When Maltese immigrants arrived in Australia, many found themselves facing discrimination. The arriving Maltese considered themselves as British subjects but nevertheless they were banned from working for several state projects at that time, most notably the construction of the Australian railroad.
John Gunn, the then South Australian Premier (1924-1926), regarded the Maltese as “uninvited immigrants”. Even though the Maltese migrants were technically British and had served in the war in the defence of the Allies, they were not given the same work rights as their British counterparts. Maltese immigrants who settled in North Africa also faced adversity with the rise of nationalism in these countries as they sought independence from their European imperialists. Foreigners, such as the Maltese, with a different culture, religion and way of life were seen as intruders.
A New Era
As the decades rolled on, the Maltese economy recovered and life on the Islands became more hospitable and prosperous. Migration began to slow, and the European standard of living began to take hold. With Malta’s joining the European Union in 2004, a new wave of migration has since begun. Many young Maltese graduates have begun to migrate to a number of European countries such as Luxembourg, France and Belgium in search of more promising employment (mostly in EU institutions) than can be found in Malta. Even after decades of economic recovery and European integration, Maltese today still find reasons to escape their homeland for a better life which is now more possible with a Europe without borders after the Schengen Agreement.
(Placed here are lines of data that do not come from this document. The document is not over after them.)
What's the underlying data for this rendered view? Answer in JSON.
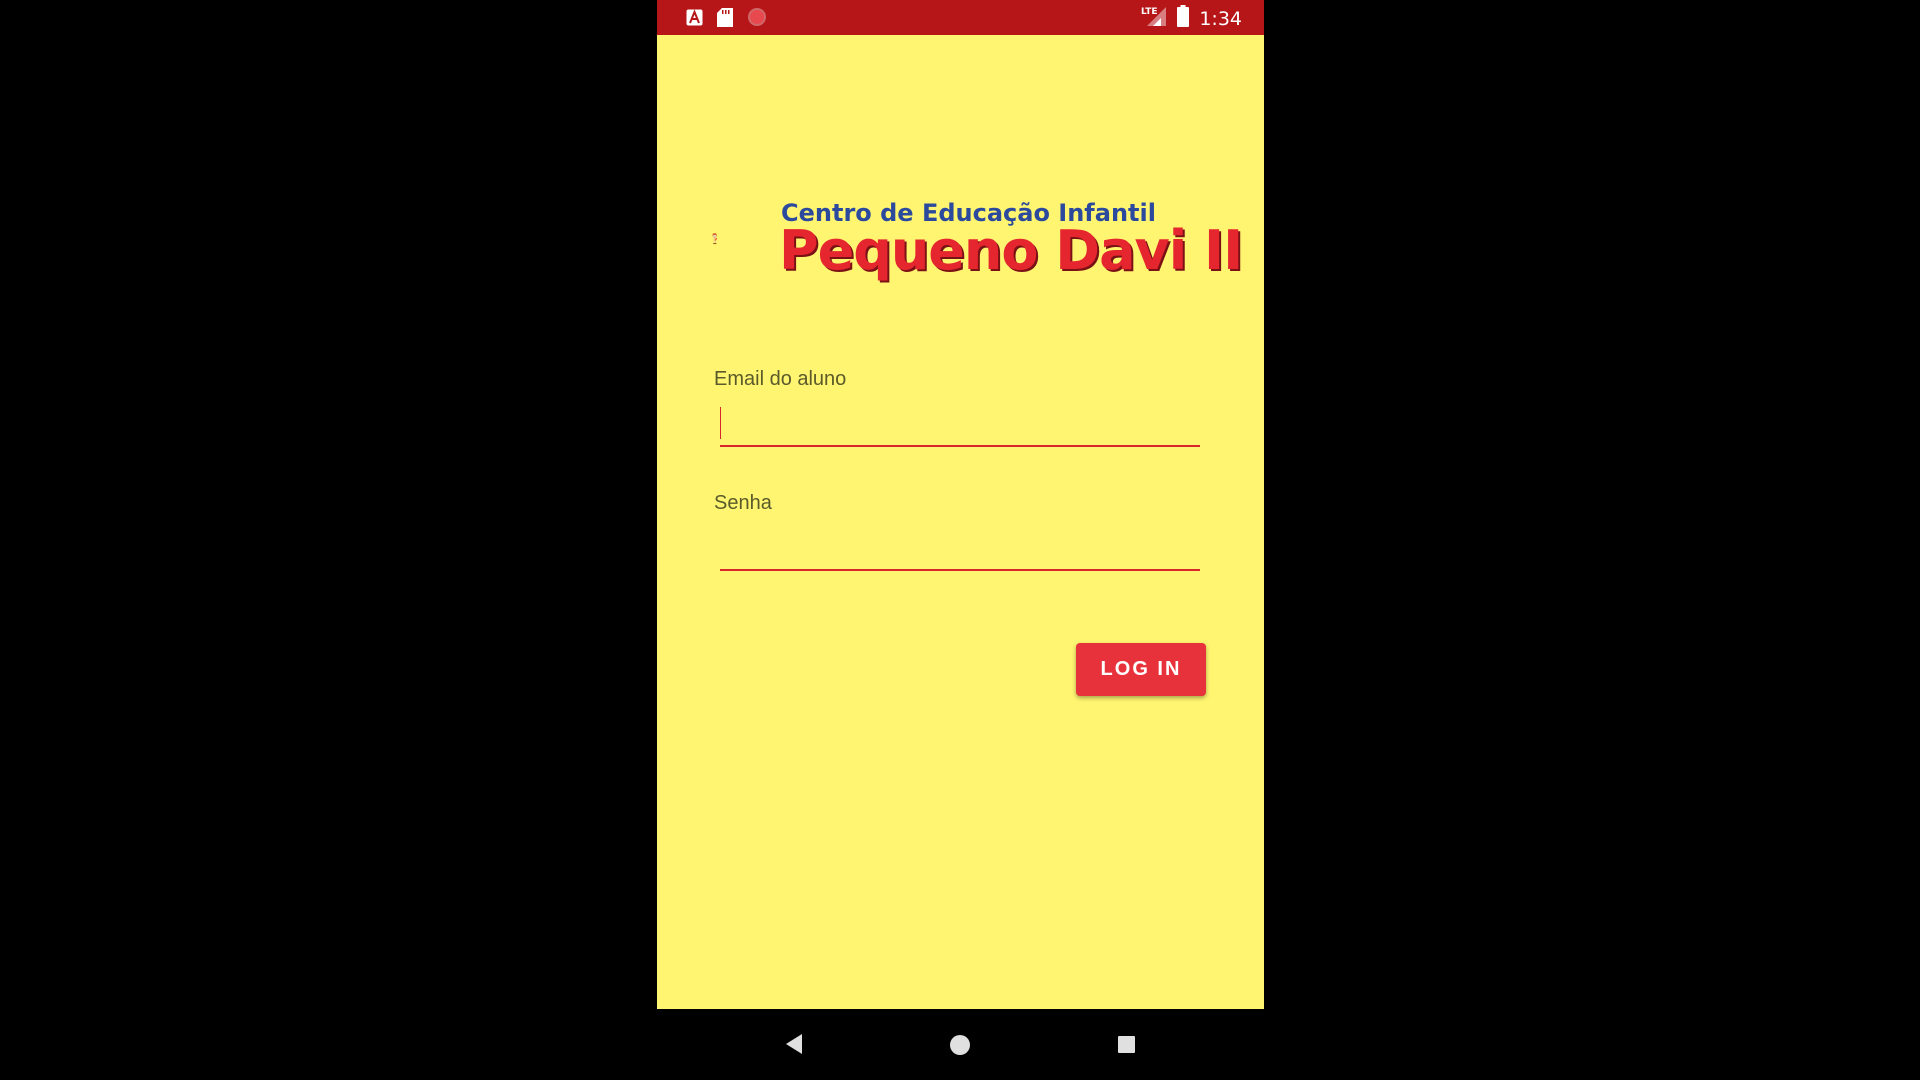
{
  "status_bar": {
    "time": "1:34",
    "network": "LTE",
    "left_icons": [
      "font-a-icon",
      "sd-card-icon",
      "record-icon"
    ],
    "right_icons": [
      "lte-signal-icon",
      "battery-icon"
    ],
    "background": "#b71618"
  },
  "logo": {
    "subtitle": "Centro de Educação Infantil",
    "title": "Pequeno Davi II"
  },
  "form": {
    "email_label": "Email do aluno",
    "email_value": "",
    "password_label": "Senha",
    "password_value": "",
    "login_label": "LOG IN"
  },
  "nav_bar": {
    "buttons": [
      "back-icon",
      "home-icon",
      "recents-icon"
    ]
  },
  "colors": {
    "screen_background": "#fff571",
    "accent": "#e8323b",
    "logo_blue": "#2b4a9e"
  }
}
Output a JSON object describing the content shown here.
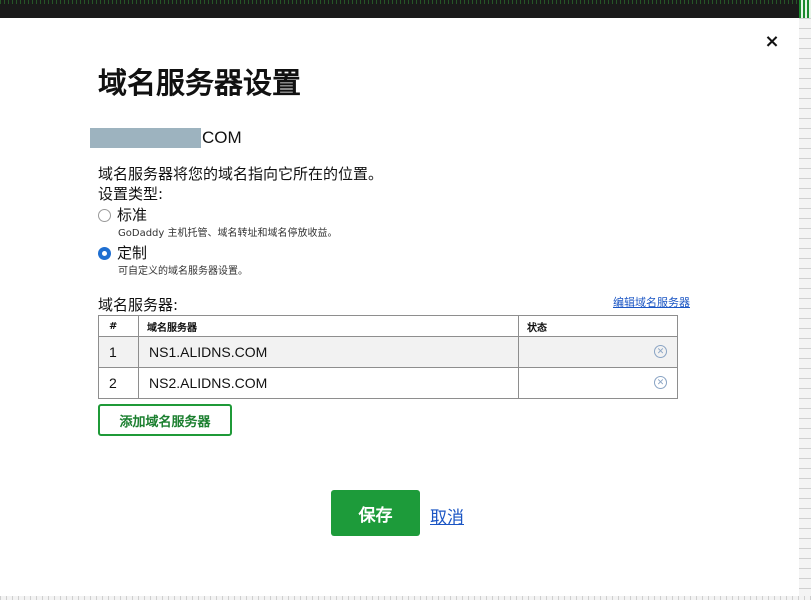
{
  "dialog": {
    "close_label": "×",
    "title": "域名服务器设置",
    "domain_tld": "COM",
    "description": "域名服务器将您的域名指向它所在的位置。",
    "type_label": "设置类型:",
    "options": [
      {
        "label": "标准",
        "sublabel": "GoDaddy 主机托管、域名转址和域名停放收益。",
        "checked": false
      },
      {
        "label": "定制",
        "sublabel": "可自定义的域名服务器设置。",
        "checked": true
      }
    ],
    "nameservers_label": "域名服务器:",
    "edit_link": "编辑域名服务器",
    "table": {
      "headers": [
        "#",
        "域名服务器",
        "状态"
      ],
      "rows": [
        {
          "num": "1",
          "name": "NS1.ALIDNS.COM",
          "status": ""
        },
        {
          "num": "2",
          "name": "NS2.ALIDNS.COM",
          "status": ""
        }
      ]
    },
    "add_button": "添加域名服务器",
    "save_button": "保存",
    "cancel_link": "取消"
  },
  "colors": {
    "primary_green": "#1d9b3a",
    "link_blue": "#1a55c4",
    "radio_checked": "#1f6fd1",
    "redaction": "#9db3bf"
  },
  "icons": {
    "close": "close-icon",
    "remove": "remove-circle-x-icon"
  }
}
In recent years, we’ve seen irregular migrants arrive on our shores – erroneously and often ubiquitously labelled ‘boat people’. In many ways, their reasons for migration are no different from those driving the waves of Maltese migrants of previous decades.
The Maltese cannot turn a blind eye to the humanitarian crises that exist today in the African continent. These people are fleeing political unrest and religious and ethnic persecution and come in search of jobs, safety, protection and food (the basics that man should expect to live in dignity) as well as ideals that we take for granted: democracy and basic freedoms – much the same thing that the Maltese left their land for throughout the centuries.
Europeans must remember that hate speech does not make these challenges disappear: it only throws fuel on the fire and contributes nothing to our understanding of the issues of migration and that migrants face. Our ancestors left our islands for a better quality of life and faced immense struggles in their new homes. Can we not learn from their lessons as we deal with the arrival of migrants on our shores? Aren’t we, in essence, ‘all in the same boat’?
About the Author
David Carabott, back in 2008, as part of his first degree, conducted ethnographic field work at the Marsa Open Centre for migrants, under the supervision of Dr Mark Anthony Falzon; head of the Sociology Department of the University of Malta.
Photo: (top) courtesy of Andrew Galea Debono
Malta Migration Museum – this is in the first phases of being set up at the Emigrants Commission.